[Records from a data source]
Start of Block

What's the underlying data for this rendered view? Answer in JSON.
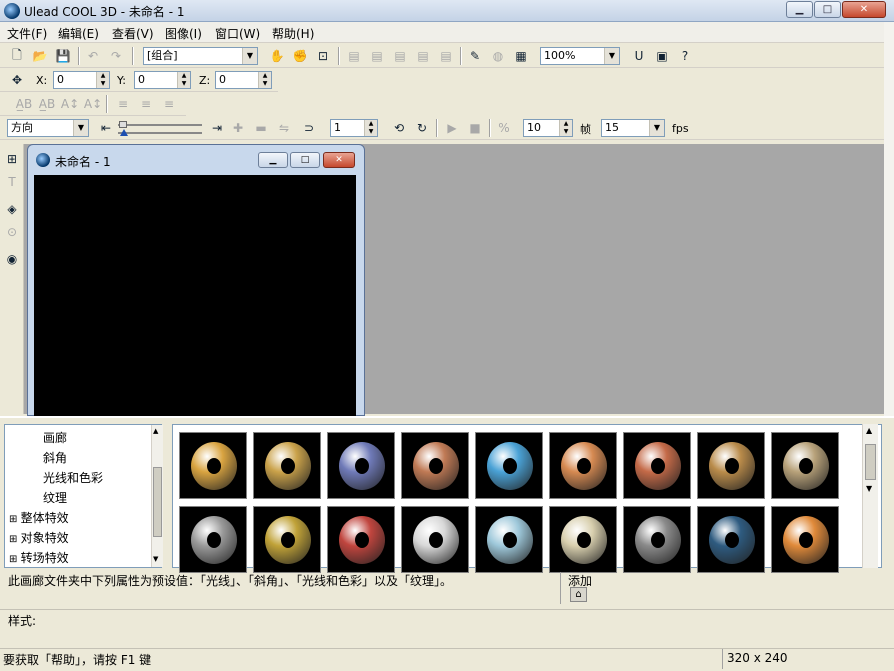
{
  "app": {
    "title": "Ulead COOL 3D - 未命名 - 1"
  },
  "menu": [
    "文件(F)",
    "编辑(E)",
    "查看(V)",
    "图像(I)",
    "窗口(W)",
    "帮助(H)"
  ],
  "toolbar": {
    "object_select": "[组合]",
    "zoom": "100%"
  },
  "position": {
    "x_label": "X:",
    "x_value": "0",
    "y_label": "Y:",
    "y_value": "0",
    "z_label": "Z:",
    "z_value": "0"
  },
  "animation": {
    "property_select": "方向",
    "frame_value": "1",
    "frames_total": "10",
    "frames_label": "帧",
    "fps_value": "15",
    "fps_label": "fps"
  },
  "document": {
    "title": "未命名 - 1"
  },
  "tree": [
    {
      "label": "画廊",
      "indent": "leaf"
    },
    {
      "label": "斜角",
      "indent": "leaf"
    },
    {
      "label": "光线和色彩",
      "indent": "leaf"
    },
    {
      "label": "纹理",
      "indent": "leaf"
    },
    {
      "label": "整体特效",
      "indent": "group"
    },
    {
      "label": "对象特效",
      "indent": "group"
    },
    {
      "label": "转场特效",
      "indent": "group"
    }
  ],
  "thumb_colors": [
    "#d9a441",
    "#caa24a",
    "#6f7ab8",
    "#c07a55",
    "#4aa2d6",
    "#d68a52",
    "#c46a48",
    "#b98b4a",
    "#b8a27a",
    "#9a9a9a",
    "#c0a238",
    "#c0453e",
    "#d8d8d8",
    "#9ec8da",
    "#d8cfae",
    "#8a8a8a",
    "#2e5b80",
    "#e08a3a"
  ],
  "description": "此画廊文件夹中下列属性为预设值：「光线」、「斜角」、「光线和色彩」以及「纹理」。",
  "add_label": "添加",
  "style_label": "样式:",
  "status": {
    "help_text": "要获取「帮助」，请按 F1 键",
    "canvas_size": "320 x 240"
  }
}
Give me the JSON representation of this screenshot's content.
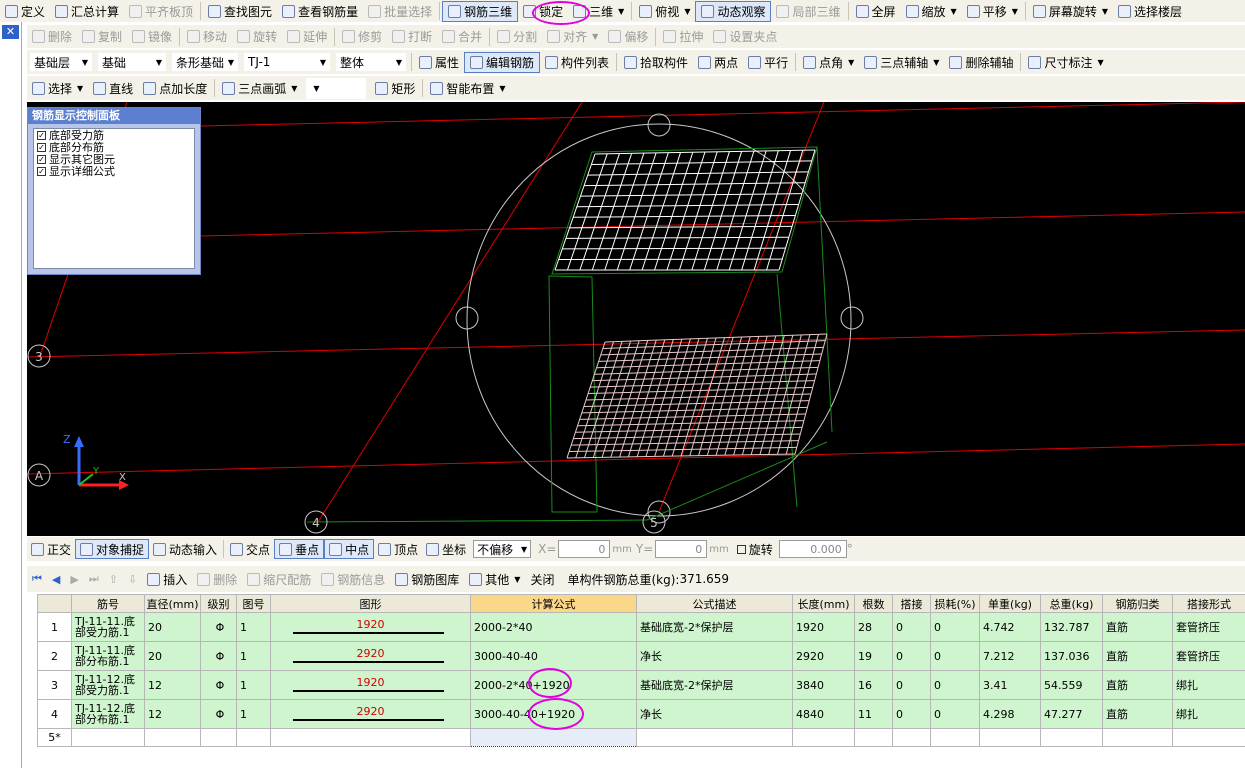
{
  "toolbar1": {
    "items": [
      {
        "label": "定义",
        "icon": "define-icon",
        "disabled": false
      },
      {
        "label": "汇总计算",
        "icon": "sum-icon",
        "disabled": false
      },
      {
        "label": "平齐板顶",
        "icon": "align-slab-icon",
        "disabled": true
      },
      {
        "label": "查找图元",
        "icon": "binoculars-icon",
        "disabled": false
      },
      {
        "label": "查看钢筋量",
        "icon": "view-rebar-icon",
        "disabled": false
      },
      {
        "label": "批量选择",
        "icon": "batch-select-icon",
        "disabled": true
      },
      {
        "label": "钢筋三维",
        "icon": "rebar-3d-icon",
        "disabled": false,
        "active": true
      },
      {
        "label": "锁定",
        "icon": "lock-icon",
        "disabled": false
      },
      {
        "label": "三维",
        "icon": "cube-icon",
        "disabled": false,
        "dropdown": true
      },
      {
        "label": "俯视",
        "icon": "top-view-icon",
        "disabled": false,
        "dropdown": true
      },
      {
        "label": "动态观察",
        "icon": "orbit-icon",
        "disabled": false,
        "active": true
      },
      {
        "label": "局部三维",
        "icon": "local-3d-icon",
        "disabled": true
      },
      {
        "label": "全屏",
        "icon": "fullscreen-icon",
        "disabled": false
      },
      {
        "label": "缩放",
        "icon": "zoom-icon",
        "disabled": false,
        "dropdown": true
      },
      {
        "label": "平移",
        "icon": "pan-icon",
        "disabled": false,
        "dropdown": true
      },
      {
        "label": "屏幕旋转",
        "icon": "screen-rotate-icon",
        "disabled": false,
        "dropdown": true
      },
      {
        "label": "选择楼层",
        "icon": "select-floor-icon",
        "disabled": false
      }
    ]
  },
  "toolbar2": {
    "items": [
      {
        "label": "删除",
        "icon": "delete-icon"
      },
      {
        "label": "复制",
        "icon": "copy-icon"
      },
      {
        "label": "镜像",
        "icon": "mirror-icon"
      },
      {
        "label": "移动",
        "icon": "move-icon"
      },
      {
        "label": "旋转",
        "icon": "rotate-icon"
      },
      {
        "label": "延伸",
        "icon": "extend-icon"
      },
      {
        "label": "修剪",
        "icon": "trim-icon"
      },
      {
        "label": "打断",
        "icon": "break-icon"
      },
      {
        "label": "合并",
        "icon": "merge-icon"
      },
      {
        "label": "分割",
        "icon": "split-icon"
      },
      {
        "label": "对齐",
        "icon": "align-icon",
        "dropdown": true
      },
      {
        "label": "偏移",
        "icon": "offset-icon"
      },
      {
        "label": "拉伸",
        "icon": "stretch-icon"
      },
      {
        "label": "设置夹点",
        "icon": "grip-icon"
      }
    ]
  },
  "toolbar3": {
    "selects": [
      {
        "value": "基础层",
        "width": 62
      },
      {
        "value": "基础",
        "width": 68
      },
      {
        "value": "条形基础",
        "width": 66
      },
      {
        "value": "TJ-1",
        "width": 86
      },
      {
        "value": "整体",
        "width": 70
      }
    ],
    "items": [
      {
        "label": "属性",
        "icon": "properties-icon"
      },
      {
        "label": "编辑钢筋",
        "icon": "edit-rebar-icon",
        "active": true
      },
      {
        "label": "构件列表",
        "icon": "component-list-icon"
      },
      {
        "label": "拾取构件",
        "icon": "pick-icon"
      },
      {
        "label": "两点",
        "icon": "two-point-icon"
      },
      {
        "label": "平行",
        "icon": "parallel-icon"
      },
      {
        "label": "点角",
        "icon": "point-angle-icon",
        "dropdown": true
      },
      {
        "label": "三点辅轴",
        "icon": "three-point-axis-icon",
        "dropdown": true
      },
      {
        "label": "删除辅轴",
        "icon": "delete-axis-icon"
      },
      {
        "label": "尺寸标注",
        "icon": "dimension-icon",
        "dropdown": true
      }
    ]
  },
  "toolbar4": {
    "items": [
      {
        "label": "选择",
        "icon": "cursor-icon",
        "dropdown": true
      },
      {
        "label": "直线",
        "icon": "line-icon"
      },
      {
        "label": "点加长度",
        "icon": "point-length-icon"
      },
      {
        "label": "三点画弧",
        "icon": "arc-icon",
        "dropdown": true
      },
      {
        "label": "",
        "icon": "",
        "dropdown": true,
        "blank": true
      },
      {
        "label": "矩形",
        "icon": "rect-icon"
      },
      {
        "label": "智能布置",
        "icon": "smart-layout-icon",
        "dropdown": true
      }
    ]
  },
  "panel": {
    "title": "钢筋显示控制面板",
    "options": [
      {
        "label": "底部受力筋",
        "checked": true
      },
      {
        "label": "底部分布筋",
        "checked": true
      },
      {
        "label": "显示其它图元",
        "checked": true
      },
      {
        "label": "显示详细公式",
        "checked": true
      }
    ]
  },
  "viewport": {
    "axis_labels": [
      "3",
      "A",
      "4",
      "5"
    ],
    "axis_x": "X",
    "axis_y": "Y",
    "axis_z": "Z",
    "colors": {
      "grid": "#ff0000",
      "guide": "#1a8a1a",
      "rebar_top": "#ffffff",
      "rebar_bottom": "#e8c8c8"
    }
  },
  "snapbar": {
    "items": [
      {
        "label": "正交",
        "icon": "ortho-icon"
      },
      {
        "label": "对象捕捉",
        "icon": "object-snap-icon",
        "active": true
      },
      {
        "label": "动态输入",
        "icon": "dynamic-input-icon"
      },
      {
        "label": "交点",
        "icon": "intersection-icon"
      },
      {
        "label": "垂点",
        "icon": "perpendicular-icon",
        "active": true
      },
      {
        "label": "中点",
        "icon": "midpoint-icon",
        "active": true
      },
      {
        "label": "顶点",
        "icon": "vertex-icon"
      },
      {
        "label": "坐标",
        "icon": "coordinate-icon"
      }
    ],
    "offset_mode": "不偏移",
    "x_label": "X=",
    "x_value": "0",
    "x_unit": "mm",
    "y_label": "Y=",
    "y_value": "0",
    "y_unit": "mm",
    "rotate_label": "旋转",
    "rotate_value": "0.000",
    "rotate_unit": "°"
  },
  "tablebar": {
    "items": [
      {
        "label": "插入",
        "icon": "insert-icon",
        "disabled": false
      },
      {
        "label": "删除",
        "icon": "delete-row-icon",
        "disabled": true
      },
      {
        "label": "缩尺配筋",
        "icon": "scale-rebar-icon",
        "disabled": true
      },
      {
        "label": "钢筋信息",
        "icon": "rebar-info-icon",
        "disabled": true
      },
      {
        "label": "钢筋图库",
        "icon": "rebar-library-icon",
        "disabled": false
      },
      {
        "label": "其他",
        "icon": "other-icon",
        "disabled": false,
        "dropdown": true
      },
      {
        "label": "关闭",
        "icon": "",
        "disabled": false
      }
    ],
    "total_label": "单构件钢筋总重(kg):",
    "total_value": "371.659"
  },
  "table": {
    "columns": [
      "筋号",
      "直径(mm)",
      "级别",
      "图号",
      "图形",
      "计算公式",
      "公式描述",
      "长度(mm)",
      "根数",
      "搭接",
      "损耗(%)",
      "单重(kg)",
      "总重(kg)",
      "钢筋归类",
      "搭接形式"
    ],
    "highlight_column": "计算公式",
    "rows": [
      {
        "n": "1",
        "name_line1": "TJ-11-11.底",
        "name_line2": "部受力筋.1",
        "dia": "20",
        "grade": "Φ",
        "fig": "1",
        "shape_value": "1920",
        "formula": "2000-2*40",
        "desc": "基础底宽-2*保护层",
        "length": "1920",
        "count": "28",
        "lap": "0",
        "loss": "0",
        "unit_w": "4.742",
        "total_w": "132.787",
        "category": "直筋",
        "lap_type": "套管挤压"
      },
      {
        "n": "2",
        "name_line1": "TJ-11-11.底",
        "name_line2": "部分布筋.1",
        "dia": "20",
        "grade": "Φ",
        "fig": "1",
        "shape_value": "2920",
        "formula": "3000-40-40",
        "desc": "净长",
        "length": "2920",
        "count": "19",
        "lap": "0",
        "loss": "0",
        "unit_w": "7.212",
        "total_w": "137.036",
        "category": "直筋",
        "lap_type": "套管挤压"
      },
      {
        "n": "3",
        "name_line1": "TJ-11-12.底",
        "name_line2": "部受力筋.1",
        "dia": "12",
        "grade": "Φ",
        "fig": "1",
        "shape_value": "1920",
        "formula": "2000-2*40+1920",
        "desc": "基础底宽-2*保护层",
        "length": "3840",
        "count": "16",
        "lap": "0",
        "loss": "0",
        "unit_w": "3.41",
        "total_w": "54.559",
        "category": "直筋",
        "lap_type": "绑扎"
      },
      {
        "n": "4",
        "name_line1": "TJ-11-12.底",
        "name_line2": "部分布筋.1",
        "dia": "12",
        "grade": "Φ",
        "fig": "1",
        "shape_value": "2920",
        "formula": "3000-40-40+1920",
        "desc": "净长",
        "length": "4840",
        "count": "11",
        "lap": "0",
        "loss": "0",
        "unit_w": "4.298",
        "total_w": "47.277",
        "category": "直筋",
        "lap_type": "绑扎"
      }
    ],
    "new_row_label": "5*"
  }
}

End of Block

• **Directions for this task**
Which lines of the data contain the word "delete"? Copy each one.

• **Written answer**
        "icon": "delete-icon"
        "icon": "delete-axis-icon"
        "icon": "delete-row-icon",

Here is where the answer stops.